fractional Allen-Cahn equation in the whole space.
In this talk I will present a recent result with
Joaquim Serra, where we prove the validity of the
De Giorgi conjecture for the boundary reaction terms
in dimension 4+1.
**3:10** ** Lucia Scardia ** (University of Bath) in ** CM301 **

- "Equilibrium measures for nonlocal energies: The effect of anisotropy"

Nonlocal energies are continuum models for large systems of particles with long-range interactions. Under the assumption that the interaction potential
is radially symmetric, several authors have investigated qualitative properties of energy minimisersâ€‹. But what can be said in the case of anisotropic kernels?
Motivated by the example of dislocation interactions in materials science, we pushed the methods developed for nonlocal energies beyond the case of radially symmetric
potentials, and discovered surprising connections with random matrices and fluid dynamics.
**4:10** Tea break in **CM211**

**5:00** ** Josh Cork** (University of Leeds)
in ** CM301 **

- "Calorons, the rotation map, and cyclic symmetries"

Abstract: There is a lot of interest in understanding the moduli spaces of solutions to variational
problems, and one useful approach is to consider fixed points under isometries. This has been utilised
in many cases relatively successfully for isometries arising from the underlying manifold.
Calorons are finite-action, anti-self-dual connections on S^1\times R^3, and the finite action
condition necessarily leads to a set of paired topological boundary data, called masses and charges,
which in turn determine the value of the action. For each set of boundary data, there exists an isometry
of moduli spaces called the rotation map, which plays the role of interchanging the masses and charges.
In this talk we shall give a reasonable introduction to calorons and the isometries on the moduli space,
including the rotation map. We will then consider fixed points of various "rotation map cyclic groups",
in the particular case where the pairs of masses and charges are equal,
by utilising the monad construction, and Nahm transform for calorons.
**5:30** ** Daniel Ballesteros-Chavez** (Durham University)
in ** CM301 **

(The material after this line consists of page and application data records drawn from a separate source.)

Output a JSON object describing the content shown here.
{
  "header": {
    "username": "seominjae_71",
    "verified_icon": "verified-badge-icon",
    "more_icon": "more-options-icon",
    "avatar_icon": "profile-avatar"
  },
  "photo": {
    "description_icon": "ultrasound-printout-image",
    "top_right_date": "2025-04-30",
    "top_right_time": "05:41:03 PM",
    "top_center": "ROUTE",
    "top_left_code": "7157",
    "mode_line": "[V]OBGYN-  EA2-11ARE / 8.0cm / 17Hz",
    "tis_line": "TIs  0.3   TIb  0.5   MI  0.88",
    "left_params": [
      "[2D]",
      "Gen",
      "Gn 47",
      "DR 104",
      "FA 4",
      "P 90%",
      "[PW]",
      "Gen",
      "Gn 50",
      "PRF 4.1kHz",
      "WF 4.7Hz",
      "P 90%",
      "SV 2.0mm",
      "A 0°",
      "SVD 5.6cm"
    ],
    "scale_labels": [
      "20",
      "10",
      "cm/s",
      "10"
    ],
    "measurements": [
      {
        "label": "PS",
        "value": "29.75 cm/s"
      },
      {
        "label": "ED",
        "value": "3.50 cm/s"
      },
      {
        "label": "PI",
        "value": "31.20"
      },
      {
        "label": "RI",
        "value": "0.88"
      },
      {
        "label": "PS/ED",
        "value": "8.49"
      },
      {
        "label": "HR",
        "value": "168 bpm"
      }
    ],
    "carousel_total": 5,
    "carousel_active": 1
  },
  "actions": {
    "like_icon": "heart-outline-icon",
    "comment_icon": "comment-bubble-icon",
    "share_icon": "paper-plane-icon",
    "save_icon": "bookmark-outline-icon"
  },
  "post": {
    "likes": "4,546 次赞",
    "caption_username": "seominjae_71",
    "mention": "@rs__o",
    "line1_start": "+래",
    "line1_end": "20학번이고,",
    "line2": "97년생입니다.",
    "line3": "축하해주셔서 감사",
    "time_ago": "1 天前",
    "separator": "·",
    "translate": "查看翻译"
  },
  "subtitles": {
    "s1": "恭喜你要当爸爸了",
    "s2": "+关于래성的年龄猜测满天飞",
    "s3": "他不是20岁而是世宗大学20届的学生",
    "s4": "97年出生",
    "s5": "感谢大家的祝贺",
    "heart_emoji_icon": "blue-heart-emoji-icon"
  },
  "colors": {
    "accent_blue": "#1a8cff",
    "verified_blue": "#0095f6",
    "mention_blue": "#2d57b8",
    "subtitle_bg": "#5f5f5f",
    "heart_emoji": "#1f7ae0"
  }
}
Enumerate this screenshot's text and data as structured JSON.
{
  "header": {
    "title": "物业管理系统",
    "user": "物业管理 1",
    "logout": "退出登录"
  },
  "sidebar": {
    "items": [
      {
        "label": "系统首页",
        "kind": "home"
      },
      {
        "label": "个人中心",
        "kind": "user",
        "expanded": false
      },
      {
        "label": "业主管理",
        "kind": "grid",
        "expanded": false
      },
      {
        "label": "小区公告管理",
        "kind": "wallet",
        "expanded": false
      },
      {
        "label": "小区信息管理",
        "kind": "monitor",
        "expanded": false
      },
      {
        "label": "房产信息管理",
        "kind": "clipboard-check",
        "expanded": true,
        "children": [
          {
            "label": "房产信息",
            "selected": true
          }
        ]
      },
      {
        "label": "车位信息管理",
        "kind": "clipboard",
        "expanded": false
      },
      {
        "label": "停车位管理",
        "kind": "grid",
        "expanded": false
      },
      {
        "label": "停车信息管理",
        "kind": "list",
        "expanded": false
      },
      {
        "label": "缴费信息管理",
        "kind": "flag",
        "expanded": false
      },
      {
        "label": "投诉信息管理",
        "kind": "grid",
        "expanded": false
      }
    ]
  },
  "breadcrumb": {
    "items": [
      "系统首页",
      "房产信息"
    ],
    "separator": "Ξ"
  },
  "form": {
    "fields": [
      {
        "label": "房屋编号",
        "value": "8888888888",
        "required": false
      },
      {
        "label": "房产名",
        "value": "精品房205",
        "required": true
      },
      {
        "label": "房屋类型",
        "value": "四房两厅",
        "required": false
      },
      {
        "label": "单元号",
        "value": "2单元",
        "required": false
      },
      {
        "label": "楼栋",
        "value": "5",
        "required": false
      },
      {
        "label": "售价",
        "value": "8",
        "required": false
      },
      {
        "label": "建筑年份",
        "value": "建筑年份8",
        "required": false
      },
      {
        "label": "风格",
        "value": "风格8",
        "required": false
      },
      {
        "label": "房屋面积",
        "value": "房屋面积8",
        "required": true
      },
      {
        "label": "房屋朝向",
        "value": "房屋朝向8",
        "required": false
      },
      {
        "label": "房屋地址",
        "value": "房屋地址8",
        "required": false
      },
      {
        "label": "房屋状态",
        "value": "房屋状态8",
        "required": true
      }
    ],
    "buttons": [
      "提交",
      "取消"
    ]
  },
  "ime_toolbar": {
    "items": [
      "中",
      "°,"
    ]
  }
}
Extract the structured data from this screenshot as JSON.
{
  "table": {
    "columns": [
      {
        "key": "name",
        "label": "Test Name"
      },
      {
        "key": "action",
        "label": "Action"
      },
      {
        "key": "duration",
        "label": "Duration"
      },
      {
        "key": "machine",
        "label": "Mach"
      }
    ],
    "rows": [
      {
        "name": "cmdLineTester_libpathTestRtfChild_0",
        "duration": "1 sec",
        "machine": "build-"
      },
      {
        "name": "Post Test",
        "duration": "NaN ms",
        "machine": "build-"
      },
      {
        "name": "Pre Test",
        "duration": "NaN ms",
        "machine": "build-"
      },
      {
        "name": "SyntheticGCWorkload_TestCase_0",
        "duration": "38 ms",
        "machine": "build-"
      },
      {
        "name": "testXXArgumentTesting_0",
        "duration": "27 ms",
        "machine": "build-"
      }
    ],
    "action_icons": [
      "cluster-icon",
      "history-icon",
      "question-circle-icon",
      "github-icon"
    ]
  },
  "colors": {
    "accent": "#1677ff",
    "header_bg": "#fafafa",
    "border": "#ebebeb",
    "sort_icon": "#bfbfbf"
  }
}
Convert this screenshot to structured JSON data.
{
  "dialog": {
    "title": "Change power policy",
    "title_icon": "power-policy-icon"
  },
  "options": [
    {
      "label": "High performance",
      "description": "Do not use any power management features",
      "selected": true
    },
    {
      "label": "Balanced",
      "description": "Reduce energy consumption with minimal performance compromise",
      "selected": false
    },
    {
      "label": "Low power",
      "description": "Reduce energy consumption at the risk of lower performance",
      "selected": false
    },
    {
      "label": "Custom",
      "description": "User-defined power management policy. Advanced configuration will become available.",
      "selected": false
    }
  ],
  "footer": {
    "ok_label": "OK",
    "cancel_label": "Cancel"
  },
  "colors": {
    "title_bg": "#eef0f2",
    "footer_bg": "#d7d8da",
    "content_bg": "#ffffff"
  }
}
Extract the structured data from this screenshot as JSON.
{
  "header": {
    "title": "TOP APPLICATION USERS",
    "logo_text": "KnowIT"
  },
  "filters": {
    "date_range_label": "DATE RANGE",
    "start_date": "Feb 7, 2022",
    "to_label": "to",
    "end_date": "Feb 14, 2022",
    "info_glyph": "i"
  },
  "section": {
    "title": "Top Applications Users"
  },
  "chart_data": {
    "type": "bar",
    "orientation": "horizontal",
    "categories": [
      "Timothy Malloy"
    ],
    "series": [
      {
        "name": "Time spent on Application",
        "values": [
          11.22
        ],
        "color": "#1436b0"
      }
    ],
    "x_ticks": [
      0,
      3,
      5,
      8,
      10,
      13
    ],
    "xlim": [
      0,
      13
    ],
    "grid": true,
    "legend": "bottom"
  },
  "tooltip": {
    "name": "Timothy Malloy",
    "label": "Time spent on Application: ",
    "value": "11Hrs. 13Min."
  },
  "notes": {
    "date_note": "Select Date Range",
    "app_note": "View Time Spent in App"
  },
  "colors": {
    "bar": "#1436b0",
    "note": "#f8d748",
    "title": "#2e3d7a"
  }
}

- "Prescribed k-curvature of convex closed hypersurfaces in H^n and S^n : a fully nonlinear elliptic
problem"

Abstract: We will present a priori C^2 bounds for convex hypersurfaces with prescribed k-symmetric curvatures in two ambient model spaces of constant sectional
curvature. These serve to prove existence thereof in the case of a barrier assumption on the prescription of k -curvature.
Given the C^2 - estimate, this follows from Evans - Krylov C^{2+a} regularity and an iteration argument, where the barrier gives C^0 and C^1 estimates.
**6:15** Leave from **CM211** for dinner at Lebaneat at 69 Claypath

**Travel:**
Durham is easy to get to by car and train, and so is the Department of Mathematics, located on the Science Site. Click here for relevant information.

Yorkshire and Durham Geometry Days are jointly organised by the Universities of Durham, Leeds and York, and occur at a
frequency of three meetings per year. Financial support is provided by the London Mathematical Society through a Scheme 3 grant,
currently administered by the University of York. Additional support is provided by the Department of Mathematics,
Durham University.

The
local organizers are:

John
Bolton & Wilhelm Klingenberg,
University of Durham
Derek Harland &
Gerasim Kokarev, University
of Leeds
Ian
McIntosh & Chris
Wood, University of York